Directions for this task:
Exactly as written, print each of the entries.

Material for this exercise:
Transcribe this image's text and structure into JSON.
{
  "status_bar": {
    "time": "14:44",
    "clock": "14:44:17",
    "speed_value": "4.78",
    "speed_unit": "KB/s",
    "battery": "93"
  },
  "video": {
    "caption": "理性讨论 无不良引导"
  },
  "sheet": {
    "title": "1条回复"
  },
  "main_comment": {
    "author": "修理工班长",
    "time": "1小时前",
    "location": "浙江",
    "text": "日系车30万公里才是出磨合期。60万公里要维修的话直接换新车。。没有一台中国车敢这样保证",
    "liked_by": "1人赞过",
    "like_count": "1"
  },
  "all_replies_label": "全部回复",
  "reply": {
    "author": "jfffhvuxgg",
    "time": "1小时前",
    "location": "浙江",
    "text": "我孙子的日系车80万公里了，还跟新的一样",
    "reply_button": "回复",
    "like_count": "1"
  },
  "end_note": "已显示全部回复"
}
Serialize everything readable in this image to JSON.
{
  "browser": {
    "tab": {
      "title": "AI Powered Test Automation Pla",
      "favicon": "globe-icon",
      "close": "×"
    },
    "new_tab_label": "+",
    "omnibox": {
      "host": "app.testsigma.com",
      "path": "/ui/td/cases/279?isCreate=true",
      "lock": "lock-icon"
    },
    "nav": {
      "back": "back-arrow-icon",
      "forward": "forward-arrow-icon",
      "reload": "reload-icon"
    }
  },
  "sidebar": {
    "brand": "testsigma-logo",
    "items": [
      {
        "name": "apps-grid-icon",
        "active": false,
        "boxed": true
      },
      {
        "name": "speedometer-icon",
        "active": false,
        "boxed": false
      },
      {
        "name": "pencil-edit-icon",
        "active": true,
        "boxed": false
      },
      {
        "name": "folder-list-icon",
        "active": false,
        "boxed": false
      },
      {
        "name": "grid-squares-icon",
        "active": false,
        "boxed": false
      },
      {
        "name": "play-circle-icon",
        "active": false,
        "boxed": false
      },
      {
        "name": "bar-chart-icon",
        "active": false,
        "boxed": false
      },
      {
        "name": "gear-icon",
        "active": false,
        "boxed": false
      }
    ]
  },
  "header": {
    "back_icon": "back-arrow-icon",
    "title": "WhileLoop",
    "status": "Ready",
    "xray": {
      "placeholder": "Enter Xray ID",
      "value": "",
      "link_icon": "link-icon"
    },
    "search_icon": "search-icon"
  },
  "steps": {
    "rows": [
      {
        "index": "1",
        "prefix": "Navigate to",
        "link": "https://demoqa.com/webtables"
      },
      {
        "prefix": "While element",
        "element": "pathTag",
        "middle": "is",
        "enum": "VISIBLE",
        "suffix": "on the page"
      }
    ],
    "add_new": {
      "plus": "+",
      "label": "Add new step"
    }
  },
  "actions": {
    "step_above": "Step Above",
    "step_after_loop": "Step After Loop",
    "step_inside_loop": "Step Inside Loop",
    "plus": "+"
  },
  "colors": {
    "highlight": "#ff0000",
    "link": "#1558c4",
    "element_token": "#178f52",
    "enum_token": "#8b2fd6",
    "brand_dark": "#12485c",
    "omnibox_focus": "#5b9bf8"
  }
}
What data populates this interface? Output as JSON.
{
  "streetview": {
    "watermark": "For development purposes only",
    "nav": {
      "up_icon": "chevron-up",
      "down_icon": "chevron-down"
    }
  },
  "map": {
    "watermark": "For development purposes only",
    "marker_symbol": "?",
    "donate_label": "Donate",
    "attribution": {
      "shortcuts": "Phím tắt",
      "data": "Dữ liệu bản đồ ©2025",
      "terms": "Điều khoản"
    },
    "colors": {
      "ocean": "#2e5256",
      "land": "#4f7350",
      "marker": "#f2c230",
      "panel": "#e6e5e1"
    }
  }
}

Result of this task:
Transcribe this image's text and structure into JSON.
{
  "status_bar": {
    "time": "14:44",
    "clock": "14:44:17",
    "speed_value": "4.78",
    "speed_unit": "KB/s",
    "battery": "93"
  },
  "video": {
    "caption": "理性讨论 无不良引导"
  },
  "sheet": {
    "title": "1条回复"
  },
  "main_comment": {
    "author": "修理工班长",
    "time": "1小时前",
    "location": "浙江",
    "text": "日系车30万公里才是出磨合期。60万公里要维修的话直接换新车。。没有一台中国车敢这样保证",
    "liked_by": "1人赞过",
    "like_count": "1"
  },
  "all_replies_label": "全部回复",
  "reply": {
    "author": "jfffhvuxgg",
    "time": "1小时前",
    "location": "浙江",
    "text": "我孙子的日系车80万公里了，还跟新的一样",
    "reply_button": "回复",
    "like_count": "1"
  },
  "end_note": "已显示全部回复"
}
Serialize everything readable in this image to JSON.
{
  "browser": {
    "tab": {
      "title": "AI Powered Test Automation Pla",
      "favicon": "globe-icon",
      "close": "×"
    },
    "new_tab_label": "+",
    "omnibox": {
      "host": "app.testsigma.com",
      "path": "/ui/td/cases/279?isCreate=true",
      "lock": "lock-icon"
    },
    "nav": {
      "back": "back-arrow-icon",
      "forward": "forward-arrow-icon",
      "reload": "reload-icon"
    }
  },
  "sidebar": {
    "brand": "testsigma-logo",
    "items": [
      {
        "name": "apps-grid-icon",
        "active": false,
        "boxed": true
      },
      {
        "name": "speedometer-icon",
        "active": false,
        "boxed": false
      },
      {
        "name": "pencil-edit-icon",
        "active": true,
        "boxed": false
      },
      {
        "name": "folder-list-icon",
        "active": false,
        "boxed": false
      },
      {
        "name": "grid-squares-icon",
        "active": false,
        "boxed": false
      },
      {
        "name": "play-circle-icon",
        "active": false,
        "boxed": false
      },
      {
        "name": "bar-chart-icon",
        "active": false,
        "boxed": false
      },
      {
        "name": "gear-icon",
        "active": false,
        "boxed": false
      }
    ]
  },
  "header": {
    "back_icon": "back-arrow-icon",
    "title": "WhileLoop",
    "status": "Ready",
    "xray": {
      "placeholder": "Enter Xray ID",
      "value": "",
      "link_icon": "link-icon"
    },
    "search_icon": "search-icon"
  },
  "steps": {
    "rows": [
      {
        "index": "1",
        "prefix": "Navigate to",
        "link": "https://demoqa.com/webtables"
      },
      {
        "prefix": "While element",
        "element": "pathTag",
        "middle": "is",
        "enum": "VISIBLE",
        "suffix": "on the page"
      }
    ],
    "add_new": {
      "plus": "+",
      "label": "Add new step"
    }
  },
  "actions": {
    "step_above": "Step Above",
    "step_after_loop": "Step After Loop",
    "step_inside_loop": "Step Inside Loop",
    "plus": "+"
  },
  "colors": {
    "highlight": "#ff0000",
    "link": "#1558c4",
    "element_token": "#178f52",
    "enum_token": "#8b2fd6",
    "brand_dark": "#12485c",
    "omnibox_focus": "#5b9bf8"
  }
}
What data populates this interface? Output as JSON.
{
  "streetview": {
    "watermark": "For development purposes only",
    "nav": {
      "up_icon": "chevron-up",
      "down_icon": "chevron-down"
    }
  },
  "map": {
    "watermark": "For development purposes only",
    "marker_symbol": "?",
    "donate_label": "Donate",
    "attribution": {
      "shortcuts": "Phím tắt",
      "data": "Dữ liệu bản đồ ©2025",
      "terms": "Điều khoản"
    },
    "colors": {
      "ocean": "#2e5256",
      "land": "#4f7350",
      "marker": "#f2c230",
      "panel": "#e6e5e1"
    }
  }
}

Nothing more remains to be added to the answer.